Two years ago, a contract game tester named Hannah (not her real name) had a harrowing experience that led her to quit her dream job at Nintendo of America after nearly a decade. Several employees had created a group chat on Nintendo’s Microsoft Teams server called “The Laughing Zone.” It was supposed to be a lighthearted place for coworkers to share memes with one another. That changed when a male translator was added to the group. Soon, he posted Reddit screenshots about why Vaporeon was the best Pokémon to have sex with. Hannah was disgusted by the explicit descriptions. When the conversation turned to Genshin Impact, the translator posted a gif of Paimon, a child character in the game. He posted about how it’s okay to be sexually attracted to Paimon despite the character’s childlike appearance, voice, and personality. Hannah screenshotted the sexual comments and attempted to escalate the situation with Aerotek, the staffing company she was contracted under while working at the Redmond, Washington headquarters.
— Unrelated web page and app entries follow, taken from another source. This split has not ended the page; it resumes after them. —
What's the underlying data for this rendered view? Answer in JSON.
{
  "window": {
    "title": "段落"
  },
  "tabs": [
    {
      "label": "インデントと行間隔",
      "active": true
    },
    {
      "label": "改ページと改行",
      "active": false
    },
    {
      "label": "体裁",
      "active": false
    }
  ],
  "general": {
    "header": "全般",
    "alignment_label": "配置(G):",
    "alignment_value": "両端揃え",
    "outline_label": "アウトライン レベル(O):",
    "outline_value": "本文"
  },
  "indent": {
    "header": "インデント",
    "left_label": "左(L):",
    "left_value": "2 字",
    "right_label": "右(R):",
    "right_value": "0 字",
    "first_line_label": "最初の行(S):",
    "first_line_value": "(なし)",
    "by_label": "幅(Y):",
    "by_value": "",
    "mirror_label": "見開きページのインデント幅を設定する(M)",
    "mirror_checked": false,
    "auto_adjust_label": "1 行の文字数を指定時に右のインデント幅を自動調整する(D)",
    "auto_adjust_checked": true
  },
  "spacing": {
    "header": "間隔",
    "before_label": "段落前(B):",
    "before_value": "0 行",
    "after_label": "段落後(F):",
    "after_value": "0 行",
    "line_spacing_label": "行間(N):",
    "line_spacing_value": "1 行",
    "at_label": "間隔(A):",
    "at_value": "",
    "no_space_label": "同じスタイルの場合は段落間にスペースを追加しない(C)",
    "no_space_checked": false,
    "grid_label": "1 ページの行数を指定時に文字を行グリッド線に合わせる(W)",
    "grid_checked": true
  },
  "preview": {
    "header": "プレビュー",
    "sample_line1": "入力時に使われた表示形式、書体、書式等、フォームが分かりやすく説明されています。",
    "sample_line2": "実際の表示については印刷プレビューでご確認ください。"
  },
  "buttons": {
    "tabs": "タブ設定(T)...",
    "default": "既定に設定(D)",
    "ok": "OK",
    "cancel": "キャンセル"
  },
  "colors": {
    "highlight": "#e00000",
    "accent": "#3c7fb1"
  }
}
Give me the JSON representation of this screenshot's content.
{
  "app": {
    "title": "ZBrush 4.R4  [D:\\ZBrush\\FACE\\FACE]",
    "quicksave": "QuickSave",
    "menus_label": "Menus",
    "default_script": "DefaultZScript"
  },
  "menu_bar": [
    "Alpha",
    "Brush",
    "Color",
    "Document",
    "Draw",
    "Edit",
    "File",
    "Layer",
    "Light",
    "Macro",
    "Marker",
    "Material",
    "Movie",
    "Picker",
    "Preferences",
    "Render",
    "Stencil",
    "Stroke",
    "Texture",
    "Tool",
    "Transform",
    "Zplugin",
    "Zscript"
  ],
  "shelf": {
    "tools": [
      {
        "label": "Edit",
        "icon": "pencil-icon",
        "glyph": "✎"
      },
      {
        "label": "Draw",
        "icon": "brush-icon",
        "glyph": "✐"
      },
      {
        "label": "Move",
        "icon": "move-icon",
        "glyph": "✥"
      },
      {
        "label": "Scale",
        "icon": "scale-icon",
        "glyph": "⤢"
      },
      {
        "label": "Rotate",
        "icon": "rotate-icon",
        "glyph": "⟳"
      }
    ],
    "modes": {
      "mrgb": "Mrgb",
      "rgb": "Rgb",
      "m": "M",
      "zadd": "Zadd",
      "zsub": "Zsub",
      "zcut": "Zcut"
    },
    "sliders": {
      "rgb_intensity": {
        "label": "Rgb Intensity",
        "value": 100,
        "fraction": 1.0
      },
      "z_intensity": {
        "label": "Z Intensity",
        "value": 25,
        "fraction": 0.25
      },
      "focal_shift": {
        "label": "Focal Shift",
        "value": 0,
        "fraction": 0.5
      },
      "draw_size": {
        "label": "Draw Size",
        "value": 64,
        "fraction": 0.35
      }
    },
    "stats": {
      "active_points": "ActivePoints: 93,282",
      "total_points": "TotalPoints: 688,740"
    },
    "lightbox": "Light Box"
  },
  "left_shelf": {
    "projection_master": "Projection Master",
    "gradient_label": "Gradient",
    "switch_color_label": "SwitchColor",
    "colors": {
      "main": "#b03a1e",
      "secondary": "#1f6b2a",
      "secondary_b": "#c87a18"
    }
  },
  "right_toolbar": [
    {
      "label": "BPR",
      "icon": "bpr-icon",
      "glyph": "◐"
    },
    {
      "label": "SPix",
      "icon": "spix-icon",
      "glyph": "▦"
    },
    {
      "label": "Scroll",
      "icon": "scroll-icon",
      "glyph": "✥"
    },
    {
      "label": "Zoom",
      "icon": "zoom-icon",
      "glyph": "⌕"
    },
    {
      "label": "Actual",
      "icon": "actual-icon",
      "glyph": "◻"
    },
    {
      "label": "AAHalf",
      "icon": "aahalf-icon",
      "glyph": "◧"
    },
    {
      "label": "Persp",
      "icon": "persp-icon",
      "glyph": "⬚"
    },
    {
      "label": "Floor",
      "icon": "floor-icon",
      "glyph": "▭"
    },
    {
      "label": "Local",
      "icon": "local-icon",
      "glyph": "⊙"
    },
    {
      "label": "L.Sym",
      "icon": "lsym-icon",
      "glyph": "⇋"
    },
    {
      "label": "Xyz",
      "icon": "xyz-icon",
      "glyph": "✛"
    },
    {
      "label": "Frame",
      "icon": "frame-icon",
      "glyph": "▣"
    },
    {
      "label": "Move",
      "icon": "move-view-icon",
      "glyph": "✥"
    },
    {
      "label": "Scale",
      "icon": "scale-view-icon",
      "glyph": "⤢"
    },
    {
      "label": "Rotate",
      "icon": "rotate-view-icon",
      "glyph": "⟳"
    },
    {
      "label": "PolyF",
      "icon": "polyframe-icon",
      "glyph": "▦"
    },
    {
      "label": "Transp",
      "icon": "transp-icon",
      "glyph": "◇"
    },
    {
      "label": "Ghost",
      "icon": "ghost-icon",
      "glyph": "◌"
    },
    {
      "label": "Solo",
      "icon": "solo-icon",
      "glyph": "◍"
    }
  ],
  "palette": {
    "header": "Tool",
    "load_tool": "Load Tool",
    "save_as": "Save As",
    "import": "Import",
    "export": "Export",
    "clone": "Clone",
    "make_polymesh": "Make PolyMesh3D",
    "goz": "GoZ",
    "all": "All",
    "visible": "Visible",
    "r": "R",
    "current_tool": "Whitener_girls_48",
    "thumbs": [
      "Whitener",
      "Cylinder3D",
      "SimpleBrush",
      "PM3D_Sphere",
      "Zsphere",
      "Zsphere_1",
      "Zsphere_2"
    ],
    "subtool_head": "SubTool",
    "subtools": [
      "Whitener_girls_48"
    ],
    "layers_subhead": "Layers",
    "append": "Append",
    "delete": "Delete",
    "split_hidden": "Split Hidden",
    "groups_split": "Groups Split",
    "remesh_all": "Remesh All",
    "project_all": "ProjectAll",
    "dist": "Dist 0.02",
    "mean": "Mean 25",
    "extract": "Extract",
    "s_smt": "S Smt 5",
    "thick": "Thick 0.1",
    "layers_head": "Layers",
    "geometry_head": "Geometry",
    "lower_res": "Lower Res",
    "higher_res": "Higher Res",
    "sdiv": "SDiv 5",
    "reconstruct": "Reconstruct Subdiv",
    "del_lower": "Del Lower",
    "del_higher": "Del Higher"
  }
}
“Nintendo was almost like a nightmare. It’s sad because I love Nintendo; I grew up with Nintendo. I was so excited to join Nintendo when I first got there, and I thought I was going somewhere,” said Hannah. “I had my supervisors telling me I was doing such a good job.” But by reporting the incident, she had set off a chain of events that led her to quit her job testing Nintendo’s games.
The problem was that women were both underrepresented among contractors, but also not often hired into full time roles. Five sources who worked at Nintendo estimated that the percentage of women contractors in testing hovered at around 10 percent (based on the head-counts on their own teams). In some projects that sources worked on with several dozen team members, women on the team would number in the single digits. This discrepancy can be explained by the fact that many Nintendo games were not tested by staff who were classified as Nintendo employees. They were employees who worked under the contracting company Aerotek. But even among full time employees, 37 percent of Nintendo of America’s salaried employees are women, and only 23.7 percent of its managers are women globally.
Hannah also told Kotaku that she struggled to assert her financial worth while testing Nintendo’s games. After working at Nintendo for nine years, she found out a more junior male contractor in her testing department was making $19 an hour while she was making $16. She asked Aerotek what she could do to close the wage gap and fought for a pay increase for several weeks before she finally landed at $18. One woman said she stayed at the same base wage for six years until she got a higher offer elsewhere and threatened to leave. Another woman was offered double her current pay when at a different company.